Relapse is the term used most commonly to describe the regression of a person’s stage of treatment. It is when someone has been clean or sober from drugs or alcohol, and then falls back into old habits and begins using or drinking again. What makes relapse so dangerous is the fact that it can undo weeks, months, or possibly even years of work. This is what makes therapy so important because it helps people learn how to prevent relapse by avoiding and resisting potential triggers.
According to Jef Gazely, a licensed therapist with several specialties, “the way that I think of relapse is one of two things: either your diagnosis sucked… or the plan sucked.” Perhaps the diagnosis didn’t show things to be as severe as they were, which could have led to a poor plan. As we’ve seen numerous times in this series, addiction takes hold of the mind and bends it to the will of the substance. The substance takes all priorities, and leaves the person incapable of choosing not to use or drink. Because of this incredibly important factor, therapists will often prescribe a plan for their clients to follow in order to resist relapse.
If the plan is based off of a poor diagnosis, or if the plan itself simply doesn’t address possible triggers. -then what? You started it with an if and no then to finish the thought.

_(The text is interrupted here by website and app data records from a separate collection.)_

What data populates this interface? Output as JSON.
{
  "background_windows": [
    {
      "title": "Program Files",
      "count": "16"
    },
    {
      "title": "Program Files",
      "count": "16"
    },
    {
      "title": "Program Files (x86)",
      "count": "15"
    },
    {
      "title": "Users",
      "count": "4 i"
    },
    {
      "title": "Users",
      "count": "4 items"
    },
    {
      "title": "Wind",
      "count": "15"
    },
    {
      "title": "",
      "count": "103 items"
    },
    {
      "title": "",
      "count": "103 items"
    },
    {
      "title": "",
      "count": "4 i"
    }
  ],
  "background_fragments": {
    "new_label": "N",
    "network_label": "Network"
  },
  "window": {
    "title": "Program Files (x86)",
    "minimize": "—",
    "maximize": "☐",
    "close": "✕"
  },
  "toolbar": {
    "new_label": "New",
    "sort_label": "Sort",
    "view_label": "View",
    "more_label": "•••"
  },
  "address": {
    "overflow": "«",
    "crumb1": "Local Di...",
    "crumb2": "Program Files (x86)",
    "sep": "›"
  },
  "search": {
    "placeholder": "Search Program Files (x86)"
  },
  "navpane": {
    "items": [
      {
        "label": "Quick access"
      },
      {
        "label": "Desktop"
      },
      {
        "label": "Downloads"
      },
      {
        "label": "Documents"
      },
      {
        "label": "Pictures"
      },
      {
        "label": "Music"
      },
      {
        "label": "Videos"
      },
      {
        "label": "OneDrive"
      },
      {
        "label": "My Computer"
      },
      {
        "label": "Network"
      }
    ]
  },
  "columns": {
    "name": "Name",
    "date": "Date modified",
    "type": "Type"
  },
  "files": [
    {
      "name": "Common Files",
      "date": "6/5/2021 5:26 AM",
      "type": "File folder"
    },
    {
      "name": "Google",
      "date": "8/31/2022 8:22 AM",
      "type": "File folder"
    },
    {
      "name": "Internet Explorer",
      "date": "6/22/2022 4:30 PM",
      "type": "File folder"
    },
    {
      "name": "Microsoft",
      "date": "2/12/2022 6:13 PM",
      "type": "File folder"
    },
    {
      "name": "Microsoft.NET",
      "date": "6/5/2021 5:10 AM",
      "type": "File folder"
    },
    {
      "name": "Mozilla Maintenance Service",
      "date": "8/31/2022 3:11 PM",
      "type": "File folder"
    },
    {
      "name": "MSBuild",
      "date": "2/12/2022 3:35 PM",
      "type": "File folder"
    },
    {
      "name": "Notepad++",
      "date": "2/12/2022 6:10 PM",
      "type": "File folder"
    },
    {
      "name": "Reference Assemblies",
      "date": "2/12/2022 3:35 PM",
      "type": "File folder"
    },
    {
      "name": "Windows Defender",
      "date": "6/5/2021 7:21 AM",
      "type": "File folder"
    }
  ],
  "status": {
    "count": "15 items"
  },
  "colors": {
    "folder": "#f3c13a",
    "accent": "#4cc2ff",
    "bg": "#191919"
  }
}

Triggers: What Are They?
A trigger, in terms of psychology, is something that sets off memories, taking someone’s sense back in time, almost, to a point of sadness, happiness, pain, or habit. A trigger isn’t always a bad thing; the smell of an apple pie could remind someone of home; a whiff of perfume could take you back to a relationship, or remind you of a significant other or family member. In terms of addiction, however, a trigger is what threatens a person’s recovery. It can be anything from a seeing a familiar drinking buddy, being at a familiar bar, experiencing a familiar emotion that sent the person toward the substance in the first place.
Literally anything can act as a trigger and send an addict spiraling out of recovery and into relapse. Gazely even offers his own experience with smoking. He tells the story of story of how he was getting his boots shined while sitting in a large leather chair with an ash tray in it, and then immediately went and bought a pack of cigarettes. The chairs reminded him of when he and his father would get their hair cut in similar chairs, and everyone around them would smoke.
“So the back part of my brain went ahead and hit that, and I went ahead and smoked… it was a deep memory that, without pertinent classical conditioning, it was tagged and I needed it.” Gazely’s example is a perfect image of what a trigger does. Without even thinking, he was drawn to a familiar experience with his father and went straight for a smoke.
How Do We Avoid Relapse?
“Part of every relapse plan should have training in Emotional Freedom Techniques,” says Gazely. Emotional Freedom Techniques, or EFT for short, are a form of alternative medicine that are sometimes used in addiction counseling. These draw on many different theories including acupuncture, meditations, and neuro-linguistic programming to create techniques for resisting urges. The term is somewhat controversial due to the “alternative” sources, but success has been shown in some areas. Meditation, or forms of it to include prayer, and still-thought, has shown to help remove urges from triggers that spring up. In the case of Gazely’s chair incident, there was no way he could have known he would be triggered by a leather chair.
“All it’s doing is hitting every meridian you have on your body, and that throws you into balance. So that calms you down, and you aren’t thinking of any desire.” EFT can help a person to resist these immediate urges that drop into our lives unexpectedly. Longer term, it is recommended that addicts recovering from addiction use therapy in order to help them stay on the road of recovery. Therapy can help an addict gain insight into their lives and their triggers and learn how to cope with reality in a productive, safe, and healthy manner.